Yarham called up for Australia
GLEN Yarham may not actually like pain ... but he welcomes it.
When he feels it, he knows his rivals must as well, and he backs himself to handle it better than them.
It is that approach that has taken him from handy distance runner to Australian representative.
The Collingwood Park 18-year-old finished third in the national under-20 cross country world championship qualifying race in Canberra last Sunday.
Last Monday, he received the call from Athletics Australia to say he was in the Australian squad to head to Punta Umbria, Spain, for the world under-20 cross country championships mid-March.
“I was pretty happy about it when the 03 digit came up on the phone and I knew it was a Melbourne number,” the former St Edmund’s College student said.
“They took the top four last year so my aim was to get a place.”
All went to plan, but that is not to say it was easy.
“It was bloody hard,” was what Yarham said to his dad after completing the 8km course.
“My plan is to sit and kick if I’m in the mix.
“If not, just run hard to finish off, which is what I did.”
Yarham believes his chosen sport is tougher than most sports because of the mental barrier he has to push himself through each time he races.
“Compared to other sports, it is one of the most mentally challenging,” he said.
“When you hit the wall, you have to run through it or give up.
“That’s what makes you a champion or not.
“Most runners have the same ability.
“It comes down to the mental state of mind.”
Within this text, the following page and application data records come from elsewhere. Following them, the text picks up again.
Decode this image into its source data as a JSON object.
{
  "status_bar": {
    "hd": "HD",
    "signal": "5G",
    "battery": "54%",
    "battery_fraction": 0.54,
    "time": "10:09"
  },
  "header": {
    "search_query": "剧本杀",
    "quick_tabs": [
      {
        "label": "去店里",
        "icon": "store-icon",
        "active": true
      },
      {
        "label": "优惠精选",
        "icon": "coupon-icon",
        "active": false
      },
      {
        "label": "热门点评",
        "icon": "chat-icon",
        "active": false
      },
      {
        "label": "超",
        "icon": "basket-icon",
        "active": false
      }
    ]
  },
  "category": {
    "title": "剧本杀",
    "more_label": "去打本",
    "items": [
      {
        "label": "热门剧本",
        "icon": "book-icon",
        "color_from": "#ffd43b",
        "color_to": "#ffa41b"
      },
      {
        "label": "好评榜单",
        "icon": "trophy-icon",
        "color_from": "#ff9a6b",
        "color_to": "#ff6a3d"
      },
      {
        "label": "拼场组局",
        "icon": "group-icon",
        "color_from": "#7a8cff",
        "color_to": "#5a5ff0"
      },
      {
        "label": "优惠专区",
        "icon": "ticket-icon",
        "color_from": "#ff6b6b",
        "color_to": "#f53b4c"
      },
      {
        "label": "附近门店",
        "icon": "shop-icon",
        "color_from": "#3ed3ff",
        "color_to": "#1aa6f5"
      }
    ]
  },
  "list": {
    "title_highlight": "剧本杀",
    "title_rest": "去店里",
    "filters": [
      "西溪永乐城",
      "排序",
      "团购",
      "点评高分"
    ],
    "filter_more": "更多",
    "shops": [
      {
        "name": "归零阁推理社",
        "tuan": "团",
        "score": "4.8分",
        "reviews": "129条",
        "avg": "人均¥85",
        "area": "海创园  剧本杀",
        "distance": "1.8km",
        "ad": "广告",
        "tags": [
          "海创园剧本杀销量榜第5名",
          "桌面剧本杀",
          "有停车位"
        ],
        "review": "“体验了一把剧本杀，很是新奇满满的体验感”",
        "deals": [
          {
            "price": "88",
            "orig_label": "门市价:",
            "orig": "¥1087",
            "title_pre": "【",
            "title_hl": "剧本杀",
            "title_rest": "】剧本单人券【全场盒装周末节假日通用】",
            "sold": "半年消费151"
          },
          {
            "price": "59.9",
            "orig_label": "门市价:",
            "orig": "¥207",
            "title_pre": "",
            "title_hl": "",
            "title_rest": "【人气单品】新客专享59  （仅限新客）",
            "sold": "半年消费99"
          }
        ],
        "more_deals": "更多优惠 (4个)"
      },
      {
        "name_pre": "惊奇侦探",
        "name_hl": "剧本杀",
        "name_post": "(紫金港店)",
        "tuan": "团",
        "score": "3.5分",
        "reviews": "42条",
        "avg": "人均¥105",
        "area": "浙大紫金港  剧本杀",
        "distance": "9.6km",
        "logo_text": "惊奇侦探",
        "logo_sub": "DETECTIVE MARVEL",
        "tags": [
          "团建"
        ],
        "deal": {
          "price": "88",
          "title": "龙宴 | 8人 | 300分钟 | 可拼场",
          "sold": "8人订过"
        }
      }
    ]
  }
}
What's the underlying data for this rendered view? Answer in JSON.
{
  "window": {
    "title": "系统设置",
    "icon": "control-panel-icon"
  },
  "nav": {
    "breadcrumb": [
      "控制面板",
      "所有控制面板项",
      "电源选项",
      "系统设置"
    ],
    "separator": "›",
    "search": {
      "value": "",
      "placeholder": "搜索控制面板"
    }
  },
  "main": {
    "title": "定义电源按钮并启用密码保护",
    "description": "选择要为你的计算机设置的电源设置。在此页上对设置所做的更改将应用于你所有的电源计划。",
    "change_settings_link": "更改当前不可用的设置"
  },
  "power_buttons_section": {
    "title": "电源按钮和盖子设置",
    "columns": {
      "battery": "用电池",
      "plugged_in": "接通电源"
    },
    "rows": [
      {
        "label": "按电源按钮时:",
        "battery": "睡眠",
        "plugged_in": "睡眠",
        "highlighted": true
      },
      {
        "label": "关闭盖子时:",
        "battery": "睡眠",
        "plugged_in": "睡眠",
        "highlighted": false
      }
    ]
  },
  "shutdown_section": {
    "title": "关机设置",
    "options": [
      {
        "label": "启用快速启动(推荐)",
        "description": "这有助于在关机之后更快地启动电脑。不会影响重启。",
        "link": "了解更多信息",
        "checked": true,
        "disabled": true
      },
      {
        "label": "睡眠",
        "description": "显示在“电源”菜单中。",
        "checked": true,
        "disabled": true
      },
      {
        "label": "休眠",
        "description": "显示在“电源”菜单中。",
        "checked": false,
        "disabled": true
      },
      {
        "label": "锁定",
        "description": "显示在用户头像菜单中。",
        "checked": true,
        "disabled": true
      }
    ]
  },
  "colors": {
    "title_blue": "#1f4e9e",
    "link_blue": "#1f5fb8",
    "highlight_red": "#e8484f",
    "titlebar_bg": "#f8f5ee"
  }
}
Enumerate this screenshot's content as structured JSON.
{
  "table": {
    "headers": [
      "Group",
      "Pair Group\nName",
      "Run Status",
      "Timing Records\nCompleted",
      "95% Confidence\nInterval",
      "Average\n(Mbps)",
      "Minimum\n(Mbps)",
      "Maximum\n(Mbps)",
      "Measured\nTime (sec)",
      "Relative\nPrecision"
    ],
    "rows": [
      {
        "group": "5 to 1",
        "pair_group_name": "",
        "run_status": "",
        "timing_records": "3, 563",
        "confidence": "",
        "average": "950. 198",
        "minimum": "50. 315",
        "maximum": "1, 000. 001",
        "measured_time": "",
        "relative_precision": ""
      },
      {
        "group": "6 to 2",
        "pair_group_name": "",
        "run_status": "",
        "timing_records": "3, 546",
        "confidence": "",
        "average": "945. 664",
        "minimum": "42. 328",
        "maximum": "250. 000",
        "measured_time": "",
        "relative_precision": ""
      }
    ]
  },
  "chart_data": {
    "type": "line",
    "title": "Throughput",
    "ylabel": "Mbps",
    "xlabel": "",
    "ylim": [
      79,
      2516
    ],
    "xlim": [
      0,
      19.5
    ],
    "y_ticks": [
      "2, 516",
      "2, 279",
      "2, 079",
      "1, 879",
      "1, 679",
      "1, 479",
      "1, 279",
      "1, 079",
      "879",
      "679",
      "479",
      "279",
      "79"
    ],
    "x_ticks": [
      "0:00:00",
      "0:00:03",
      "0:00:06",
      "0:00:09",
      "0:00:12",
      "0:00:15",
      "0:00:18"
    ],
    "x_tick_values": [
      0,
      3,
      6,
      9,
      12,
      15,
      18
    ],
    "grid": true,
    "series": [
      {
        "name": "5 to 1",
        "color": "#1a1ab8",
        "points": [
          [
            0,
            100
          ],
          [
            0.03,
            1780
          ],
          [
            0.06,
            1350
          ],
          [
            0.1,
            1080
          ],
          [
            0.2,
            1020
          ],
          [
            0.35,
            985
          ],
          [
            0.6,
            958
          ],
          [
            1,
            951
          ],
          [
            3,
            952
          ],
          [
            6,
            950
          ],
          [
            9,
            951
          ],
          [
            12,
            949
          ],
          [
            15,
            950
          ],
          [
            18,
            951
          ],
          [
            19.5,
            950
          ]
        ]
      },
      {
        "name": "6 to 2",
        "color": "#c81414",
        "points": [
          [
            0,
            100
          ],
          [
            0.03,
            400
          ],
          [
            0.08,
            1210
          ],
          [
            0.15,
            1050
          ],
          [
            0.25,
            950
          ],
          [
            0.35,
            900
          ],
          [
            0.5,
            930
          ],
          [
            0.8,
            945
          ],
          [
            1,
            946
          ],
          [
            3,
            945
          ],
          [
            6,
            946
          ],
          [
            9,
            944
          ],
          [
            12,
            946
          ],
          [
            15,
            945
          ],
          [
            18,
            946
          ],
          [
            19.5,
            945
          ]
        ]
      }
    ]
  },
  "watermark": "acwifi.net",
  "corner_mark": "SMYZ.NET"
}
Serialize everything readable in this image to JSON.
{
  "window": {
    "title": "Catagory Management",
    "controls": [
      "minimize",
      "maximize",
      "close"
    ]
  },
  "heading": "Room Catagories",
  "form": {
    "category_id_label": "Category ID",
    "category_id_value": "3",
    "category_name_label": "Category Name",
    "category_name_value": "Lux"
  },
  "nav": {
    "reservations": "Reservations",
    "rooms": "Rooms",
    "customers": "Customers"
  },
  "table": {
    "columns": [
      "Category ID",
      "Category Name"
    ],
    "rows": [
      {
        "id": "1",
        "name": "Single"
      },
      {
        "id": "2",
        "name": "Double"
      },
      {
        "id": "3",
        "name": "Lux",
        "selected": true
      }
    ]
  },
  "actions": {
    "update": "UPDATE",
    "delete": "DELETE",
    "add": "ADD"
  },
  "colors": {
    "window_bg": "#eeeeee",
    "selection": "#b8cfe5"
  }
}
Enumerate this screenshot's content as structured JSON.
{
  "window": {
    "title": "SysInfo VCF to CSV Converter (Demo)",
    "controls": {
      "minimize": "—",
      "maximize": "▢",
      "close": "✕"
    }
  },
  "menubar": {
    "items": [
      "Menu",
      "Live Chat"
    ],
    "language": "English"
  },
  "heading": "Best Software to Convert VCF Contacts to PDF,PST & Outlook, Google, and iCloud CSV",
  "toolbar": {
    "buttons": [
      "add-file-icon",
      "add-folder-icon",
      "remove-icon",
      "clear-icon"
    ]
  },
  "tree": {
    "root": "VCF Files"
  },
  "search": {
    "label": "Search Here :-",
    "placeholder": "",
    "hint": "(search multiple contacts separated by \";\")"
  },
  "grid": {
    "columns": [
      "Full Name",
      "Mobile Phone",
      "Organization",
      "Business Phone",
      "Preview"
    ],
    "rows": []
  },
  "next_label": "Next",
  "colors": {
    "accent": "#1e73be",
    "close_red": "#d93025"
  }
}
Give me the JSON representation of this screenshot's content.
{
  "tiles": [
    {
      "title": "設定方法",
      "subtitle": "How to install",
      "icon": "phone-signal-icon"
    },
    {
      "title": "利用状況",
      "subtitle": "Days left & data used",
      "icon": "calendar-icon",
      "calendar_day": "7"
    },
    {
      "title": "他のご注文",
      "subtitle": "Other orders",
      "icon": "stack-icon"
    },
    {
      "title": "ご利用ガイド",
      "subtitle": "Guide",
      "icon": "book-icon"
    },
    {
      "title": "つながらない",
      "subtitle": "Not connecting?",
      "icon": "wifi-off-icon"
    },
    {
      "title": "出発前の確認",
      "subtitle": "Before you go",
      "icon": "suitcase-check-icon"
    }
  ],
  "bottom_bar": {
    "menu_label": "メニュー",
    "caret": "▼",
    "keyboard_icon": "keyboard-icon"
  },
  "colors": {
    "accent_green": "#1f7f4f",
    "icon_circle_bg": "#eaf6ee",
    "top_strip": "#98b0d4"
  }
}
Asked the secret to continually being able to push through “the wall”, Yarham explains: “Knowing I can push through this and get something out of it, the reward,” he said.
“In a race, if I’m next to someone else, I’m saying ‘he has to be just as tired as me’ so if I can go the same pace for the next 50m, hopefully he’ll be shattered and fall off.”
For most of his high school years, Yarham enjoyed his athletics without giving it his full attention.
“I used to do cross country in grades eight, nine and 10,” he said.
“In grade 12, I had a bit of success in the steeplechase so I concentrated a bit on the track.
“Then last year I did well at the national cross country championships and decided I might as well have a crack.”
It is only in the past two years Yarham has put everything into his running and the improvement in his results is a testament to his commitment.
In 2008 he was 11th in the state cross country titles for his age and didn’t make the nationals
Last year he took out the Queensland under-20 steeplechase and cross country short course titles, won a national under-20 steeplechase silver medal and was third for his age group at the national under-20 cross country titles.
Steeplechase and cross country running and training complement each other, as Australian Pete Nowle has proven, representing Australia twice at senior cross country world championships and in steeplechase at the Athens Olympics in 2004.
Yarham is not setting his sights that high just yet, instead aiming for the World University Cross Country Ttitles next year, World University Games in 2013 and Commonwealth Games steeplechase in 2014.
Yarham’s recent improvement has also coincided with coming under the guidance of former Australian distance running team coach Pat Clohessy.
“In the last 12 months, he has really picked up my game,” Yarham said.
The sports science student also owes a debt of gratitude to his family and friends, as well as Vic Pascoe and the Ipswich Athletics Association, for supporting him and providing an enjoyable competitive environment to develop in.
“I recommend Ipswich Athletics Association to any young athlete,” Yarham said.
“It is a really family-oriented community club with a good vibe, which is not what you always get in Brisbane.”